Entries from a dataset of interfaces
:::

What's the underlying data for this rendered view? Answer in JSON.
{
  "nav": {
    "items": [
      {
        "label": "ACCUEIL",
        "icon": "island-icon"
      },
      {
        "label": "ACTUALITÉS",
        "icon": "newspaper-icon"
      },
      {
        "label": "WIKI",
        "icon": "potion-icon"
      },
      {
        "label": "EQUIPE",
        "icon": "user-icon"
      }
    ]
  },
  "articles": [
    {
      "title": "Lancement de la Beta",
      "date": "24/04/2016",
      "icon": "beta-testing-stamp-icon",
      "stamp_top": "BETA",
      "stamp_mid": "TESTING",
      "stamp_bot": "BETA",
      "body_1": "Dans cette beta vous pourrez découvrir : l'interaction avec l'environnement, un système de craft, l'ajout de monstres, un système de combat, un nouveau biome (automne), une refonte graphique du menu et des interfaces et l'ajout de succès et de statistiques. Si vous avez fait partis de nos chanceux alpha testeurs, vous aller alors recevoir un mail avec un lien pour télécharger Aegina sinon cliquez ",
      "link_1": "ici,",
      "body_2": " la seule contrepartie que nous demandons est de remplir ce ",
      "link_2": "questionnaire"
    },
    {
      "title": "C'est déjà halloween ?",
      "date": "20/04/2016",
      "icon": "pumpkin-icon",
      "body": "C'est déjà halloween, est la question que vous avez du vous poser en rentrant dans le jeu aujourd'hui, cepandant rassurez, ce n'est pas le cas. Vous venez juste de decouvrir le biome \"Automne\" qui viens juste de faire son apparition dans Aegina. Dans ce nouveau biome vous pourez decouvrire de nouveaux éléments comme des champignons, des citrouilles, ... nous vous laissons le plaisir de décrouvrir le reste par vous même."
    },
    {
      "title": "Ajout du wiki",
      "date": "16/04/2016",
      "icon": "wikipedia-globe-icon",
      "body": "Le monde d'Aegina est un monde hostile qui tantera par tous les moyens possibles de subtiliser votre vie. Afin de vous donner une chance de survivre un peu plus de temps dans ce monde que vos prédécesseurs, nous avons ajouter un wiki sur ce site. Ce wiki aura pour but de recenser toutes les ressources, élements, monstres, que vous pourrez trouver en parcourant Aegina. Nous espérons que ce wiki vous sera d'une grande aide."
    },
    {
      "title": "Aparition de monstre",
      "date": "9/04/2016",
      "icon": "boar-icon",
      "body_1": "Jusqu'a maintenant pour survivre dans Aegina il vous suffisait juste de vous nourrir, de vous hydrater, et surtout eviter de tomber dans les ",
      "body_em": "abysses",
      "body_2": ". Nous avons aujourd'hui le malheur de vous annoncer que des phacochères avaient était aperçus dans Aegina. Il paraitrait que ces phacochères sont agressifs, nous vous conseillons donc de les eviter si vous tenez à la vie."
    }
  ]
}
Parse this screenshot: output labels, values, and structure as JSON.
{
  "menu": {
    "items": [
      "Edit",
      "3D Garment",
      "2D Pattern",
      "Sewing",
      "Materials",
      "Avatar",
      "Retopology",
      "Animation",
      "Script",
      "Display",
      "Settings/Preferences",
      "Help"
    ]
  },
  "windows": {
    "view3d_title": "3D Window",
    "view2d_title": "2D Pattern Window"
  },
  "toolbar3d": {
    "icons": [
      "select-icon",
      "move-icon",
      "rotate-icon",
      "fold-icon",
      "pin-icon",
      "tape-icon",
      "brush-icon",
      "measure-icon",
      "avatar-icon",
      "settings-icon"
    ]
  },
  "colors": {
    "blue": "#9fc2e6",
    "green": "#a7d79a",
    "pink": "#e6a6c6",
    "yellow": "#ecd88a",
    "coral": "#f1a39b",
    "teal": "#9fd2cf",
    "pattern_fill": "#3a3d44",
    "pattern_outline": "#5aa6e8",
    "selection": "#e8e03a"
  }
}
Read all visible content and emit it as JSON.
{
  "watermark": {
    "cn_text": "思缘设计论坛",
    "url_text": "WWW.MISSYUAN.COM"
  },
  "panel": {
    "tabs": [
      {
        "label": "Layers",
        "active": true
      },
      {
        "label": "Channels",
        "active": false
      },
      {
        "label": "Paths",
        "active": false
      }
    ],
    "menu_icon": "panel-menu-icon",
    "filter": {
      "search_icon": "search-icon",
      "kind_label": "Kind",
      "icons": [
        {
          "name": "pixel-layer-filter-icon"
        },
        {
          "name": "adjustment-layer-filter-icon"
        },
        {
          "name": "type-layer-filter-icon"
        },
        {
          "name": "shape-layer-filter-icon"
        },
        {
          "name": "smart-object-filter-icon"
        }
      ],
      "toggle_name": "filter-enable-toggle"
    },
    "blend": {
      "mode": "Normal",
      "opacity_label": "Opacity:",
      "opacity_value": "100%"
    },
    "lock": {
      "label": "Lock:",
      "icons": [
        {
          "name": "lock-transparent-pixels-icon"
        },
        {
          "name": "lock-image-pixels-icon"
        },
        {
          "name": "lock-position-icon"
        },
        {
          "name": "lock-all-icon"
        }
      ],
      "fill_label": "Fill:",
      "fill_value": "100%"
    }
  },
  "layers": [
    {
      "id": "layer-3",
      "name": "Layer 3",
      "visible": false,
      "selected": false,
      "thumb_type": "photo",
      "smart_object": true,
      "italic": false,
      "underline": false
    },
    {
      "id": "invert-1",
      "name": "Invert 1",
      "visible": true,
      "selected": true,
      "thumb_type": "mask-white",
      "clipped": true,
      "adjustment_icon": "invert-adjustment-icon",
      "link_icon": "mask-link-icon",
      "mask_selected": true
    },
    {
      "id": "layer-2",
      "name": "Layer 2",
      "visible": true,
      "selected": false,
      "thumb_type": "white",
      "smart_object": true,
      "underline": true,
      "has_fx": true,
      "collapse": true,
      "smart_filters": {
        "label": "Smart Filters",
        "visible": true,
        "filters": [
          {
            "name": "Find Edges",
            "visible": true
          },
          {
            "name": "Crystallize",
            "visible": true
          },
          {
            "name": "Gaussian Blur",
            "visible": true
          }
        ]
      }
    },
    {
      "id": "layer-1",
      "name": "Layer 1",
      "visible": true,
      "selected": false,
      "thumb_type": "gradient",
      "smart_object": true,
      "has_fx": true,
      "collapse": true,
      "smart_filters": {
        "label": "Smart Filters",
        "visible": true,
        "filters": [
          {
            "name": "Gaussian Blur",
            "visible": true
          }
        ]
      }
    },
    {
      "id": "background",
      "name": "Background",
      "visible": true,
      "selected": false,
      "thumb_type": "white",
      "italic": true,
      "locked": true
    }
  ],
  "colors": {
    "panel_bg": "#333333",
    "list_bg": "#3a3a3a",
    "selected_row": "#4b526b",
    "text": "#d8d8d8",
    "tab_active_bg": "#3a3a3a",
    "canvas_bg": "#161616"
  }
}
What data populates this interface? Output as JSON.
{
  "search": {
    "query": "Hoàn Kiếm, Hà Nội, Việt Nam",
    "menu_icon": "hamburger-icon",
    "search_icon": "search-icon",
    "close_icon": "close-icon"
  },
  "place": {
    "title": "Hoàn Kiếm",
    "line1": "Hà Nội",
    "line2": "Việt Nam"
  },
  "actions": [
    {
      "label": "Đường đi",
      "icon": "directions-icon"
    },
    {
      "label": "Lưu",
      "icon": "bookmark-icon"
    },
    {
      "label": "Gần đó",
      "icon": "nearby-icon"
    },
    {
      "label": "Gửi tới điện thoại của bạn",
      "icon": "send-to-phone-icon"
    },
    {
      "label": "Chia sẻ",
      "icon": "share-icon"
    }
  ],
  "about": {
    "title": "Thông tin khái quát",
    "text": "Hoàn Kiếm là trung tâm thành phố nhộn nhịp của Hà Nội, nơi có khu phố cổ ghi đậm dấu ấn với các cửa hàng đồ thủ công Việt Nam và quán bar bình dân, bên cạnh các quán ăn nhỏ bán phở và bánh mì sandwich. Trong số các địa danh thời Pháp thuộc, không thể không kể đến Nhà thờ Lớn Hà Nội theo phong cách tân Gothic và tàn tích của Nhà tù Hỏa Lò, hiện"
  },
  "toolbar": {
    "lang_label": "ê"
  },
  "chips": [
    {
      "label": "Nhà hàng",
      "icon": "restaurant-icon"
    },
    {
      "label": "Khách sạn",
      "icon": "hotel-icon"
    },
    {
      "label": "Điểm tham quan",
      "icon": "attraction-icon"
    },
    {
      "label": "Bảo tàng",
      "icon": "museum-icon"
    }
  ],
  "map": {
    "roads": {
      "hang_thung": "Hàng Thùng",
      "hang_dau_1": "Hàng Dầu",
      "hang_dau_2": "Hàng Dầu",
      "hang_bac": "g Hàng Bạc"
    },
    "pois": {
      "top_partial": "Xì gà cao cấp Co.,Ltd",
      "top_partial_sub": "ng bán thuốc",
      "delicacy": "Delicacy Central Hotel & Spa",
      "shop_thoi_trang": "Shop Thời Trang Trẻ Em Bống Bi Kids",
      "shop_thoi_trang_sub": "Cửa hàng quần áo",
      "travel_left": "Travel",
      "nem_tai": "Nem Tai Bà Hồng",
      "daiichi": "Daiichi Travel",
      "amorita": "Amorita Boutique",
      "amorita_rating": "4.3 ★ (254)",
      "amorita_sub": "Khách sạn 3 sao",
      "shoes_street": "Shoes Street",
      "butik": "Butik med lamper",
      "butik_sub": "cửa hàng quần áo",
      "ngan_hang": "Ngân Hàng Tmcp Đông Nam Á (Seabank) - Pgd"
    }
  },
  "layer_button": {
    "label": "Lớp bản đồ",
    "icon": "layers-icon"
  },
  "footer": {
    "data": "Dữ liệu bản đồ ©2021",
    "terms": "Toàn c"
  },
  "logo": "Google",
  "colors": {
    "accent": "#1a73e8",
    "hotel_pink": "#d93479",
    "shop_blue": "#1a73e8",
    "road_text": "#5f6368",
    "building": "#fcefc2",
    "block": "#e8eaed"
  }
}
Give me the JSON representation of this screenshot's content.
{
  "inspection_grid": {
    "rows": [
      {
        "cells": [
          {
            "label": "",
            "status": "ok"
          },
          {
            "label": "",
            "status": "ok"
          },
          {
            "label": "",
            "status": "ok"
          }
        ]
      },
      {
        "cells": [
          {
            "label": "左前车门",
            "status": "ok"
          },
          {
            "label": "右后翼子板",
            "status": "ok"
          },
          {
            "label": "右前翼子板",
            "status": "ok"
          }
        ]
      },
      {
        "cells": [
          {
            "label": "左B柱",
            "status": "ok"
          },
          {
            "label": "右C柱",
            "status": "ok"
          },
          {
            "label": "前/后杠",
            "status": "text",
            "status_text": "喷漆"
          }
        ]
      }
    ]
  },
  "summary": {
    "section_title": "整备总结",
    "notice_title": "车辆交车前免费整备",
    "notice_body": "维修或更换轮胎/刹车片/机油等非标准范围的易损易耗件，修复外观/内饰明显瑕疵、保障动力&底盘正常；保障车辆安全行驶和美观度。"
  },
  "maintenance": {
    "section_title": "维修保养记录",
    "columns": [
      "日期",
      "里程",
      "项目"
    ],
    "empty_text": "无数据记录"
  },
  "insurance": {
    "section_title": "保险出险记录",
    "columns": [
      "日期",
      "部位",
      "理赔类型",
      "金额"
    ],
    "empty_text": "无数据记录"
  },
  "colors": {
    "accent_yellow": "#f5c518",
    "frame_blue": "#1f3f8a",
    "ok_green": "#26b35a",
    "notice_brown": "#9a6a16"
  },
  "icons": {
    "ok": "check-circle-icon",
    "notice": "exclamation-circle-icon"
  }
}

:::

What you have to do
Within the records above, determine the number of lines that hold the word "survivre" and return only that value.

Exercise result
2